The first half begun with Czech composer Antonin Dvořák and his work Carnival Overture, Op. 92 that set the pace and an atmosphere of excitement for a night of charming music. It was the perfect overture to introduce us to the skilled instrumentalists of the evening and the preface for what lay in store.
Then, almost 140 years after Georges Bizet composed the beloved opera Carmen, the work lived on enchanting the audience. An air of excitement buzzed the hall as familiar selections from the famous work were brought to life by the adeptness of an orchestra that is both versatile and musically sensitive to a wide range of orchestral possibility.
Beginning with the opening movement “O Fortuna” from Carl Orff’s Carmina Burana Essential Voices USA, directed by Judith Clurman, joined the orchestra in a self-indulgent addition to the program that would have been wisely omitted. Lacking the fullness of sound to carry such an adored yet complicated piece of music they presented an under rehearsed struggle between orchestra, choir and conductor.
Despite this upset, as evening progressed, a fondness for the collaboration of choral and orchestral grew. Aaron Copland’s work “The Promise of Living,”from The Tender Land, an opera inspired by James Agee’s book ‘Let Us Now Praise Famous Men’ and the depression-era photography of Walker Even’s proved the favorite of the evening with whispers of ‘beautiful’ echoing throughout the audience at the lowering of Reineke’s baton.

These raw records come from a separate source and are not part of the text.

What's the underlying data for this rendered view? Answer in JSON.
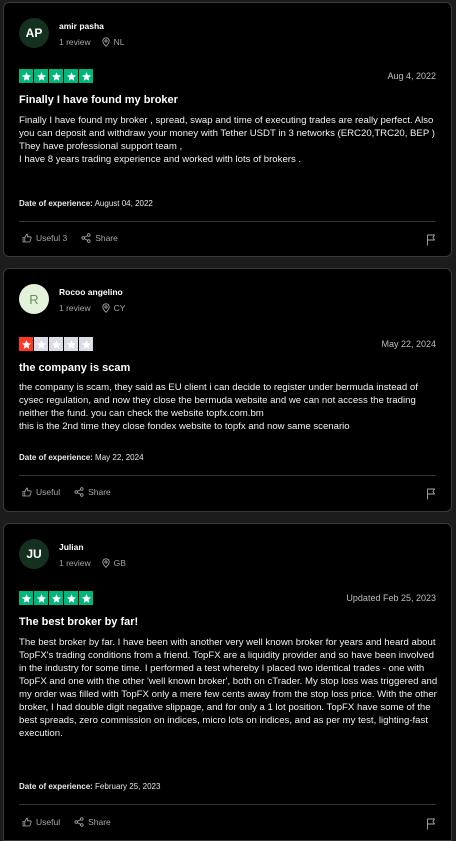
{
  "colors": {
    "star_green": "#00b67a",
    "star_red": "#ff3722",
    "star_empty": "#dcdce6",
    "avatar_dark": "#14301f",
    "avatar_light": "#e4f2dc"
  },
  "reviews": [
    {
      "initials": "AP",
      "name": "amir pasha",
      "review_count": "1 review",
      "country": "NL",
      "rating": 5,
      "date": "Aug 4, 2022",
      "title": "Finally I have found my broker",
      "body": [
        "Finally I have found my broker , spread, swap and time of executing trades are really perfect. Also you can deposit and withdraw your money with Tether USDT in 3 networks (ERC20,TRC20, BEP )",
        "They have professional support team ,",
        "I have 8 years trading experience and worked with lots of brokers ."
      ],
      "experience_label": "Date of experience:",
      "experience_date": "August 04, 2022",
      "useful_label": "Useful 3",
      "share_label": "Share"
    },
    {
      "initials": "R",
      "name": "Rocoo angelino",
      "review_count": "1 review",
      "country": "CY",
      "rating": 1,
      "date": "May 22, 2024",
      "title": "the company is scam",
      "body": [
        "the company is scam, they said as EU client i can decide to register under bermuda instead of cysec regulation, and now they close the bermuda website and we can not access the trading neither the fund. you can check the website topfx.com.bm",
        "this is the 2nd time they close fondex website to topfx and now same scenario"
      ],
      "experience_label": "Date of experience:",
      "experience_date": "May 22, 2024",
      "useful_label": "Useful",
      "share_label": "Share"
    },
    {
      "initials": "JU",
      "name": "Julian",
      "review_count": "1 review",
      "country": "GB",
      "rating": 5,
      "date": "Updated Feb 25, 2023",
      "title": "The best broker by far!",
      "body": [
        "The best broker by far. I have been with another very well known broker for years and heard about TopFX's trading conditions from a friend. TopFX are a liquidity provider and so have been involved in the industry for some time. I performed a test whereby I placed two identical trades - one with TopFX and one with the other 'well known broker', both on cTrader. My stop loss was triggered and my order was filled with TopFX only a mere few cents away from the stop loss price. With the other broker, I had double digit negative slippage, and for only a 1 lot position. TopFX have some of the best spreads, zero commission on indices, micro lots on indices, and as per my test, lighting-fast execution."
      ],
      "experience_label": "Date of experience:",
      "experience_date": "February 25, 2023",
      "useful_label": "Useful",
      "share_label": "Share"
    }
  ]
}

The entire second act, in fact, honored the many great composers that called New York home, revering the work of Aaron Copland (on his birthday), George Gershwin and Leonard Bernstein. The concert played out with regular favorites including Hoe-Down from Rodeo, a particularly impressive orchestral feat, and Bernstein’s “Times Square”from On the Town, a symphonic delight.
We journeyed through Paris to the truly majestic and beautiful sounds of concertmaster Cenovia Cummins’ violin in George Gershwin’s An American in Paris.
Of note are young voices Arlo Hill and Lauren Frankovich who stepped away from the choir with a rich sound that filled the hall to Bernstein’s “Make Our Garden Grow,”from Candide to complete a splendid evening with the orchestra.
The premiere of a new work by Maestro Steven Reineke himself, Festival Te Deum is a treasure to join Reineke’s other respected works including Legend of Sleepy Hollow and Celebration Fanfare. In the spirit of a traditional Te Deum, the piece was triumphant and jocund and with a fresh and intriguing flair that took advantage of both the orchestral and choral.
Following this wonderful orchestral evening and with Christmas around the corner we have high expectations for the Pops’ next installment “Kelli and Matthew: Home for the Holidays” with guest stars Kelli O’Hara and Matthew Morrison, presented on both December 19 and 20.
The New York Pops: By Special Request: An Evening with the Orchestra (November 14, 2014)
Carnegie Hall, 881 7th Ave, at 57th Street, in Manhattan
For future performances: tickets can be purchased at the Carnegie Hall Box Office or by calling CarnegieCharge at 212-247-7800.
More information: visit http://www.carnegiehall.org